Denzinger, A., Siemers, B. M., Schaub, A., & Schnitzler, H. U. (2001). Echolocation by the barbastelle bat, Barbastella barbastellus. Journal of Comparative Physiology A, 187(7), 521-528.
Henson, O. W. (1965). The activity and function of the middle‐ear muscles in echo‐locating bats. The Journal of physiology, 180(4), 871-887.
Houston, R. D., Boonman, A. M., & Jones, G. (2004). Do echolocation signal parameters restrict bats’ choice of prey. Echolocation in bats and dolphins, 339-345.
Jones, G., & Teeling, E. C. (2006). The evolution of echolocation in bats. Trends in Ecology & Evolution, 21(3), 149-156.
Jones, G., & Holderied, M. W. (2007). Bat echolocation calls: adaptation and convergent evolution. Proceedings of the Royal Society of London B: Biological Sciences, 274(1612), 905-912.
Li, G., Wang, J., Rossiter, S. J., Jones, G., Cotton, J. A., & Zhang, S. (2008). The hearing gene Prestin reunites echolocating bats. Proceedings of the National Academy of Sciences, 105(37), 13959-13964.
Müller, R., Lu, H., & Buck, J. R. (2008). Sound-diffracting flap in the ear of a bat generates spatial information. Physical review letters, 100(10), 108701.
Nikaido, M., Harada, M., Cao, Y., Hasegawa, M., & Okada, N. (2000). Monophyletic origin of the order Chiroptera and its phylogenetic position among Mammalia, as inferred from the complete sequence of the mitochondrial DNA of a Japanese megabat, the Ryukyu flying fox (Pteropus dasymallus). Journal of Molecular Evolution, 51(4), 318-328.
Simmons, N. B., Seymour, K. L., Habersetzer, J., & Gunnell, G. F. (2008). Primitive Early Eocene bat from Wyoming and the evolution of flight and echolocation. Nature, 451(7180), 818-821.
Spangler, H. G. (1988). Moth hearing, defense, and communication. Annual review of entomology, 33(1), 59-81.
Springer, M. S., Teeling, E. C., Madsen, O., Stanhope, M. J., & de Jong, W. W. (2001). Integrated fossil and molecular data reconstruct bat echolocation. Proceedings of the National Academy of Sciences, 98(11), 6241-6246.
Teeling, E. C., Scally, M., Kao, D. J., Romagnoli, M. L., Springer, M. S., & Stanhope, M. J. (2000). Molecular evidence regarding the origin of echolocation and flight in bats.
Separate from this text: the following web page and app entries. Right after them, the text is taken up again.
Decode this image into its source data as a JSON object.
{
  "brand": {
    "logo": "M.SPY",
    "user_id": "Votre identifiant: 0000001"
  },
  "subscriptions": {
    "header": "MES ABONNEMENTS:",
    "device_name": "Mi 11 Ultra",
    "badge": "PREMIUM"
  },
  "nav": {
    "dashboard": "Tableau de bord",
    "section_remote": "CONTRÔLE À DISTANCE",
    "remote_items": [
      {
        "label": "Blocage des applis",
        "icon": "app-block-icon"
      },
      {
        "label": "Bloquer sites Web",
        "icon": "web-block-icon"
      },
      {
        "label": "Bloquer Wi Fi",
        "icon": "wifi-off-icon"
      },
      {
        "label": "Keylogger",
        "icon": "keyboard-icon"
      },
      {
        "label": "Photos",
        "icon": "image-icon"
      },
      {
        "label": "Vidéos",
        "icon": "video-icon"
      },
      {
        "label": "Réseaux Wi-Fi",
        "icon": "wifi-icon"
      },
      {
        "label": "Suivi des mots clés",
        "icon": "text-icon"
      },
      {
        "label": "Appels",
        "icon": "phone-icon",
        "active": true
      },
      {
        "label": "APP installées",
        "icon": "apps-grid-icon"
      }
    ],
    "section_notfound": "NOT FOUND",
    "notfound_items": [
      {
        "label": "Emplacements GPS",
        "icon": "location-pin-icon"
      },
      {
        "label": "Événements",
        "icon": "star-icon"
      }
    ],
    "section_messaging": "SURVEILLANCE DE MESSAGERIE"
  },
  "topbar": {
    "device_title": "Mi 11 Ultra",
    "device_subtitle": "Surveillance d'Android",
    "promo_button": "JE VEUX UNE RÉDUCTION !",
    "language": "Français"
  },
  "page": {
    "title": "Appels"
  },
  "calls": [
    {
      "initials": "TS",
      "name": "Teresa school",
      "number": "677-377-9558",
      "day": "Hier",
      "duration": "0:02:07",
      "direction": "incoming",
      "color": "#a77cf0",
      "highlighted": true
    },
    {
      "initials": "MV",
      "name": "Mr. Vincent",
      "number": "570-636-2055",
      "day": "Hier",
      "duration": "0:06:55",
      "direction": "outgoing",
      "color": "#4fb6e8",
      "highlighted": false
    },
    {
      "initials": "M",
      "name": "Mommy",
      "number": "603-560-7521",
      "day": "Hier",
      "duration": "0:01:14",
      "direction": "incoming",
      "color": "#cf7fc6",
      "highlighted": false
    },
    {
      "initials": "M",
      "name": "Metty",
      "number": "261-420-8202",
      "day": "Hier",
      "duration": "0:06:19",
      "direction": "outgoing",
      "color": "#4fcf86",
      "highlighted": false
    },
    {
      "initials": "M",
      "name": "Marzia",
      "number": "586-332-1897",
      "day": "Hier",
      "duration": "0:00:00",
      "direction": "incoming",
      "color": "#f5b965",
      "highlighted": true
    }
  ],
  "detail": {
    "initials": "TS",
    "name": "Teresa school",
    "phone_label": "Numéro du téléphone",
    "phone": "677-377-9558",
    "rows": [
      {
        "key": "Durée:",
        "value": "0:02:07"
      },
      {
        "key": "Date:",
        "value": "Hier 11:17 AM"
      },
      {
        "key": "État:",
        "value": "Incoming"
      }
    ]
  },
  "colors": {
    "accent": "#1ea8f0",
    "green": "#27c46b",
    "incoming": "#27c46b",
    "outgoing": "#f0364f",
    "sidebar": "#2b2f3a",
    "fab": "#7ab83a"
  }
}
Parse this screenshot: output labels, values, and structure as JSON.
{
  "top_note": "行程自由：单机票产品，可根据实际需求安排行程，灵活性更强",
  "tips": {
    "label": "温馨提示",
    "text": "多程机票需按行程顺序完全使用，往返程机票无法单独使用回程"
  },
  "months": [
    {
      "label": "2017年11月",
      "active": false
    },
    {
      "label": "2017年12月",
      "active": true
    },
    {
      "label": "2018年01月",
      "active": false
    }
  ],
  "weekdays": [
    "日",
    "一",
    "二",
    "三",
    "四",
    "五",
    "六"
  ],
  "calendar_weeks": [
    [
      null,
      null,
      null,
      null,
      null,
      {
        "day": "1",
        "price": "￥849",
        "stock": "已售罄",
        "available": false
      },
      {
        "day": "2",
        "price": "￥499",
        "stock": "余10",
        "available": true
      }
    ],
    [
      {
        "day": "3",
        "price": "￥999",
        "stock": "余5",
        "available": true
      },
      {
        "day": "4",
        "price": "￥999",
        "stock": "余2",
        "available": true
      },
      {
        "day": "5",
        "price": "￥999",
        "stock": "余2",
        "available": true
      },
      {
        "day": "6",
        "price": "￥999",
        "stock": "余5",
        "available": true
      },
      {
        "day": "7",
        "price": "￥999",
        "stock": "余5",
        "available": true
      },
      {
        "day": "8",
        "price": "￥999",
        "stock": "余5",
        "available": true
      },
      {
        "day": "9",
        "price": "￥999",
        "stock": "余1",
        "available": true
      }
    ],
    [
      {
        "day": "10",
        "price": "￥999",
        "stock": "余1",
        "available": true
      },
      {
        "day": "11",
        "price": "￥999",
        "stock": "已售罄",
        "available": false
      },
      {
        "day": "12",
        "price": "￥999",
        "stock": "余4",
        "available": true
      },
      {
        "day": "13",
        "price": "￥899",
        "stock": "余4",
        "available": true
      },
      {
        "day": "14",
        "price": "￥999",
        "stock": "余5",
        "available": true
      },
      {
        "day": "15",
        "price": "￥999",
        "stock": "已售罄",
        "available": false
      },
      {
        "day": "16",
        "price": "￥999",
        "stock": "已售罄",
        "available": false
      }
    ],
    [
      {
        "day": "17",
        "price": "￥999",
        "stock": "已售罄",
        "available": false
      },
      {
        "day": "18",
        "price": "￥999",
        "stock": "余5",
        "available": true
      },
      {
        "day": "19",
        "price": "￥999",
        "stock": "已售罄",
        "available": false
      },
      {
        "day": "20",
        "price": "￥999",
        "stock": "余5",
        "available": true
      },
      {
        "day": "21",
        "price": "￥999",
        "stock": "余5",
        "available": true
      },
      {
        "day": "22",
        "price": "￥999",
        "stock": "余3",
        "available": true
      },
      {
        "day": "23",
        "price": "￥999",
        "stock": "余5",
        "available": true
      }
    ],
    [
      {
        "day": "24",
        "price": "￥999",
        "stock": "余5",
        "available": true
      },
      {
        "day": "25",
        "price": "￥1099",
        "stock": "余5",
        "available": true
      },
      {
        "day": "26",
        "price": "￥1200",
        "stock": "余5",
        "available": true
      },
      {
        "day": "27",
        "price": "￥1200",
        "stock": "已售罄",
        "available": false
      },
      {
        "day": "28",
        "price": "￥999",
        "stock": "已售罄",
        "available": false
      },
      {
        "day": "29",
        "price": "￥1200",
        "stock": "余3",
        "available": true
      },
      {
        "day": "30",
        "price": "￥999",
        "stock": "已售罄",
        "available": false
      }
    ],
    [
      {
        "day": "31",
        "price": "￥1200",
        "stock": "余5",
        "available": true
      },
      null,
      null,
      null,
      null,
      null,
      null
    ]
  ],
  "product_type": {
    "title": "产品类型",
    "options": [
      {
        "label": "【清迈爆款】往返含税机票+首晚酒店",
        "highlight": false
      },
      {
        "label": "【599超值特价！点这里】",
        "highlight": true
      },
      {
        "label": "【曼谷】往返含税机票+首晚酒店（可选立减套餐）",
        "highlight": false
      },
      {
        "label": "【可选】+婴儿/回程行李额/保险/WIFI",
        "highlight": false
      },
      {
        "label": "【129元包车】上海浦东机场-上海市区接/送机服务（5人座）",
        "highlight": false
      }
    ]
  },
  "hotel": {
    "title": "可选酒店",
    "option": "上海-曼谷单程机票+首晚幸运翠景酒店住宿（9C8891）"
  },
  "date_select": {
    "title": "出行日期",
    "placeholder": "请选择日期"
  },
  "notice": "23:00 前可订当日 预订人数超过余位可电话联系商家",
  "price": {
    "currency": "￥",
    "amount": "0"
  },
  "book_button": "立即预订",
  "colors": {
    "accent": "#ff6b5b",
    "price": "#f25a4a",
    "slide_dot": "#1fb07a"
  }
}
Nature, 403(6766), 188-192.
Tsagkogeorga, G., Parker, J., Stupka, E., Cotton, J. A., & Rossiter, S. J. (2013). Phylogenomic analyses elucidate the evolutionary relationships of bats. Current Biology, 23(22), 2262-2267.
Wotton, J. M., & Simmons, J. A. (2000). Spectral cues and perception of the vertical position of targets by the big brown bat, Eptesicus fuscus. The Journal of the Acoustical Society of America, 107(2), 1034-1041.
Yovel, Y., Geva-Sagiv, M., & Ulanovsky, N. (2011). Click-based echolocation in bats: not so primitive after all. Journal of Comparative Physiology A, 197(5), 515-530.
Zhou, X., Xu, S., Xu, J., Chen, B., Zhou, K., & Yang, G. (2011). Phylogenomic analysis resolves the interordinal relationships and rapid diversification of the Laurasiatherian mammals. Systematic biology, syr089.
Zhuang, Q., & Müller, R. (2006). Noseleaf furrows in a horseshoe bat act as resonance cavities shaping the biosonar beam. Physical review letters, 97(21), 218701.